Data records for software interfaces

========================================

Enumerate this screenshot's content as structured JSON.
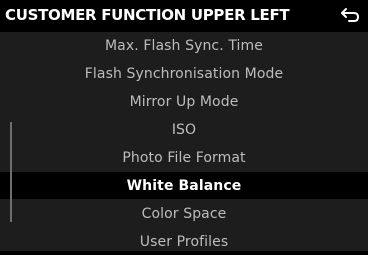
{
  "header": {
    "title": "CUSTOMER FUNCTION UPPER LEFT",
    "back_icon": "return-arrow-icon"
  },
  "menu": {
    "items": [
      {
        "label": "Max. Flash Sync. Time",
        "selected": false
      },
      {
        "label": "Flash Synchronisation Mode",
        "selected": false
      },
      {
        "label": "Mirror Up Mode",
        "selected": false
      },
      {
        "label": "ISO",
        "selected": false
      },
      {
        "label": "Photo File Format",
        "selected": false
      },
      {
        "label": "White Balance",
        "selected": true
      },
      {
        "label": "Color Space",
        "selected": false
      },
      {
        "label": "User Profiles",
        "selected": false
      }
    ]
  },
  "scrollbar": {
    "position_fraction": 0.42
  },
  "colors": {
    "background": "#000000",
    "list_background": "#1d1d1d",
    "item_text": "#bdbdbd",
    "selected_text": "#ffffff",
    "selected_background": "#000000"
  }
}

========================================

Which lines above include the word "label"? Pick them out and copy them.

        "label": "Max. Flash Sync. Time",
        "label": "Flash Synchronisation Mode",
        "label": "Mirror Up Mode",
        "label": "ISO",
        "label": "Photo File Format",
        "label": "White Balance",
        "label": "Color Space",
        "label": "User Profiles",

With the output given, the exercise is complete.